What drew you to the field of education?
During college, I spent summers working in the White Mountains of New Hampshire, where I taught visitors about local alpine ecology and geology. Helping people to foster a connection to nature through teaching scientific concepts revealed to me the power of education.
What were you doing prior to applying to the GSE?
Prior to the GSE, I taught 9th grade Earth Systems Science in Washington, DC. While it was hard to give up my classroom when I moved to Stanford, I did it because I knew that I wanted to effect change in science education beyond the walls of my school. I knew that Stanford would be the mechanism by which I could do that.
Stanford offers a variety of incredible resources, but it is the brilliant, highly committed and involved faculty that make it an ideal place to grow as a researcher and leader in education.
What’s unusual about the CTE program?
CTE allows students to hone research skills while also providing situations to grow as a practitioner. Students become not only competent researchers, but also highly skilled educators.
How would you describe your classmates?
My classmates come from diverse backgrounds; I often feel as though everyone has their own unique perspective on education.
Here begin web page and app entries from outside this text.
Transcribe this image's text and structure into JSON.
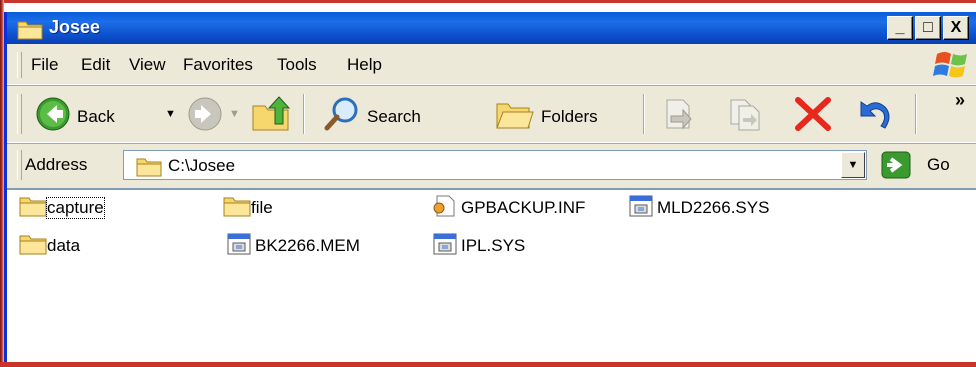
{
  "window": {
    "title": "Josee",
    "buttons": {
      "minimize": "_",
      "maximize": "□",
      "close": "X"
    }
  },
  "menu": [
    "File",
    "Edit",
    "View",
    "Favorites",
    "Tools",
    "Help"
  ],
  "toolbar": {
    "back_label": "Back",
    "search_label": "Search",
    "folders_label": "Folders",
    "overflow_label": "»"
  },
  "address": {
    "label": "Address",
    "value": "C:\\Josee",
    "go_label": "Go"
  },
  "files": [
    {
      "name": "capture",
      "type": "folder"
    },
    {
      "name": "file",
      "type": "folder"
    },
    {
      "name": "GPBACKUP.INF",
      "type": "inf"
    },
    {
      "name": "MLD2266.SYS",
      "type": "sys"
    },
    {
      "name": "data",
      "type": "folder"
    },
    {
      "name": "BK2266.MEM",
      "type": "sys"
    },
    {
      "name": "IPL.SYS",
      "type": "sys"
    }
  ],
  "colors": {
    "title_bar": "#0a5bd8",
    "chrome": "#ece9d8",
    "frame_accent": "#c8352a",
    "folder": "#f5d76e"
  }
}
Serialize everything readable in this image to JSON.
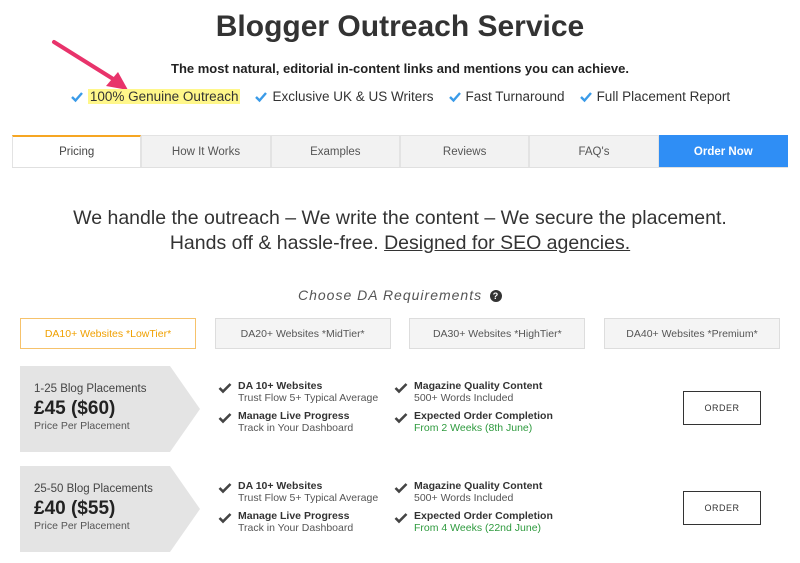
{
  "header": {
    "title": "Blogger Outreach Service",
    "subtitle": "The most natural, editorial in-content links and mentions you can achieve."
  },
  "features": [
    {
      "label": "100% Genuine Outreach",
      "highlighted": true
    },
    {
      "label": "Exclusive UK & US Writers"
    },
    {
      "label": "Fast Turnaround"
    },
    {
      "label": "Full Placement Report"
    }
  ],
  "tabs": [
    {
      "label": "Pricing",
      "active": true
    },
    {
      "label": "How It Works"
    },
    {
      "label": "Examples"
    },
    {
      "label": "Reviews"
    },
    {
      "label": "FAQ's"
    },
    {
      "label": "Order Now"
    }
  ],
  "headline": {
    "line1": "We handle the outreach – We write the content – We secure the placement.",
    "line2_text": "Hands off & hassle-free.",
    "line2_link": "Designed for SEO agencies."
  },
  "da_section": {
    "title": "Choose DA Requirements",
    "help_glyph": "?",
    "tabs": [
      {
        "label": "DA10+ Websites *LowTier*",
        "active": true
      },
      {
        "label": "DA20+ Websites *MidTier*"
      },
      {
        "label": "DA30+ Websites *HighTier*"
      },
      {
        "label": "DA40+ Websites *Premium*"
      }
    ]
  },
  "tiers": [
    {
      "range": "1-25 Blog Placements",
      "price": "£45 ($60)",
      "price_label": "Price Per Placement",
      "features": [
        {
          "title": "DA 10+ Websites",
          "sub": "Trust Flow 5+ Typical Average"
        },
        {
          "title": "Magazine Quality Content",
          "sub": "500+ Words Included"
        },
        {
          "title": "Manage Live Progress",
          "sub": "Track in Your Dashboard"
        },
        {
          "title": "Expected Order Completion",
          "sub": "From 2 Weeks (8th June)"
        }
      ],
      "order_label": "ORDER"
    },
    {
      "range": "25-50 Blog Placements",
      "price": "£40 ($55)",
      "price_label": "Price Per Placement",
      "features": [
        {
          "title": "DA 10+ Websites",
          "sub": "Trust Flow 5+ Typical Average"
        },
        {
          "title": "Magazine Quality Content",
          "sub": "500+ Words Included"
        },
        {
          "title": "Manage Live Progress",
          "sub": "Track in Your Dashboard"
        },
        {
          "title": "Expected Order Completion",
          "sub": "From 4 Weeks (22nd June)"
        }
      ],
      "order_label": "ORDER"
    }
  ],
  "colors": {
    "accent_orange": "#f6a623",
    "order_blue": "#2f8ef5",
    "check_blue": "#3a9be8",
    "highlight_yellow": "#fff78a",
    "annotation_pink": "#e8336b",
    "green_text": "#2e9a3e"
  },
  "icons": {
    "feature_check": "check-icon",
    "tier_tick": "tick-icon",
    "help": "help-circle-icon",
    "annotation": "arrow-annotation-icon"
  }
}
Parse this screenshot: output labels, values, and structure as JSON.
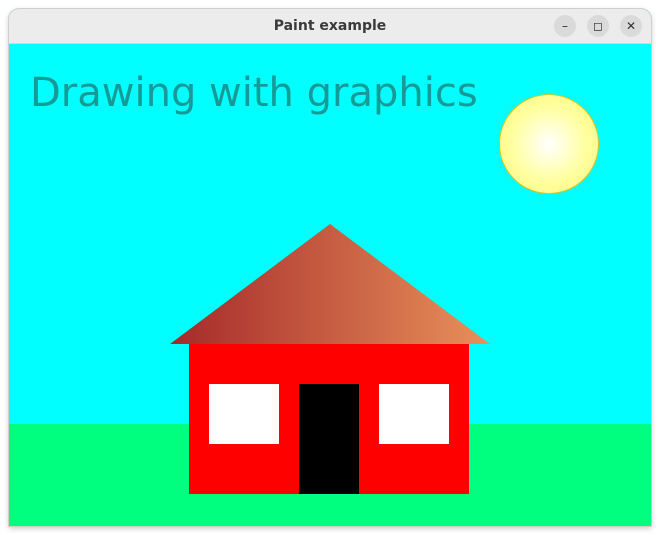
{
  "window": {
    "title": "Paint example",
    "controls": {
      "minimize": "–",
      "maximize": "◻",
      "close": "✕"
    }
  },
  "canvas": {
    "heading": "Drawing with graphics",
    "colors": {
      "sky": "#00ffff",
      "ground": "#00ff7f",
      "heading_text": "#149b98",
      "sun": "#ffff9e",
      "sun_outline": "#d9c61f",
      "roof_start": "#a52a2a",
      "roof_end": "#e8905a",
      "house_wall": "#ff0000",
      "house_window": "#ffffff",
      "door": "#000000"
    },
    "shapes": [
      "sun",
      "roof",
      "house-wall",
      "left-window",
      "door",
      "right-window"
    ]
  }
}
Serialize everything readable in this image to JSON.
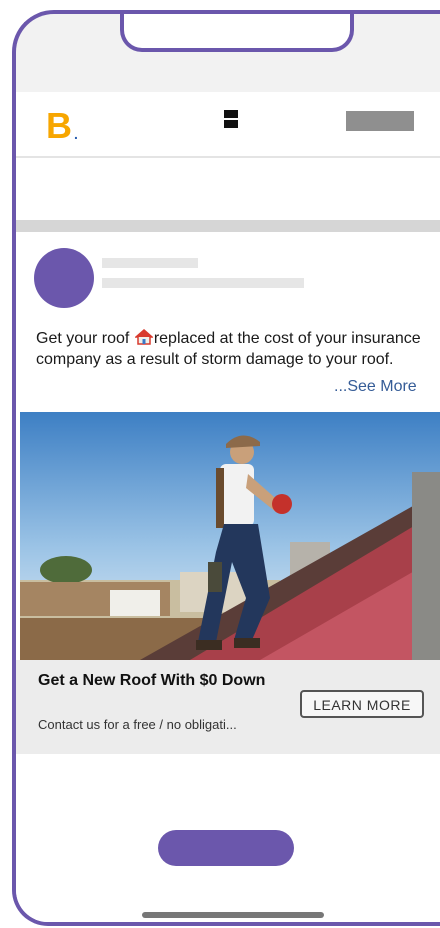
{
  "header": {
    "logo_letter": "B",
    "logo_dot": ".",
    "menu_icon": "menu-icon",
    "brand_color": "#f7a600"
  },
  "post": {
    "text_before_icon": "Get your roof ",
    "inline_icon": "house-icon",
    "text_after_icon": "replaced at the cost of your insurance company as a result of storm damage to your roof.",
    "see_more_label": "...See More",
    "image_icon": "roofer-photo"
  },
  "ad": {
    "headline": "Get a New Roof With $0 Down",
    "description": "Contact us for a free / no obligati...",
    "cta_label": "LEARN MORE"
  },
  "theme": {
    "accent": "#6b57ac",
    "link": "#355c97"
  }
}
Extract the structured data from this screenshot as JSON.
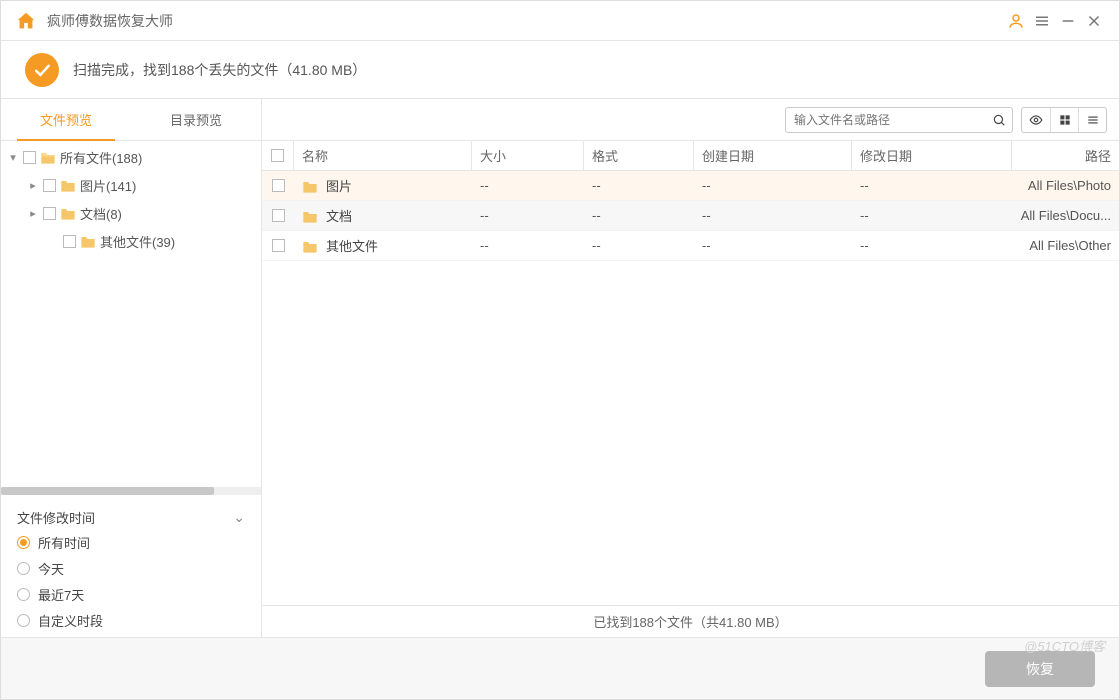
{
  "app": {
    "title": "疯师傅数据恢复大师"
  },
  "status": {
    "text": "扫描完成，找到188个丢失的文件（41.80 MB）"
  },
  "tabs": {
    "file_preview": "文件预览",
    "dir_preview": "目录预览"
  },
  "search": {
    "placeholder": "输入文件名或路径"
  },
  "tree": {
    "root": {
      "label": "所有文件(188)"
    },
    "photo": {
      "label": "图片(141)"
    },
    "doc": {
      "label": "文档(8)"
    },
    "other": {
      "label": "其他文件(39)"
    }
  },
  "filter": {
    "header": "文件修改时间",
    "opts": {
      "all": "所有时间",
      "today": "今天",
      "last7": "最近7天",
      "custom": "自定义时段"
    }
  },
  "columns": {
    "name": "名称",
    "size": "大小",
    "format": "格式",
    "cdate": "创建日期",
    "mdate": "修改日期",
    "path": "路径"
  },
  "rows": [
    {
      "name": "图片",
      "size": "--",
      "format": "--",
      "cdate": "--",
      "mdate": "--",
      "path": "All Files\\Photo"
    },
    {
      "name": "文档",
      "size": "--",
      "format": "--",
      "cdate": "--",
      "mdate": "--",
      "path": "All Files\\Docu..."
    },
    {
      "name": "其他文件",
      "size": "--",
      "format": "--",
      "cdate": "--",
      "mdate": "--",
      "path": "All Files\\Other"
    }
  ],
  "footer": {
    "summary": "已找到188个文件（共41.80 MB）"
  },
  "buttons": {
    "recover": "恢复"
  },
  "watermark": "@51CTO博客"
}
My personal educational philosophy has grown and developed as I have collaborated with such an immense variety of people and perspectives.
What do you do to relax and have fun outside of school?
I love to run, hike, read, and cook nice meals with friends.
What are your career plans?
I hope to eventually work in teacher education and to help prepare the next generations of effective, motivated, and well-supported science teachers.
What advice do you have for prospective students on the application process?
Devote serious time to your personal statement—it should reflect your personality, as well as your experience and goals. Have friends read it to ensure that it really reflects you, as a person.
Interview conducted August 2015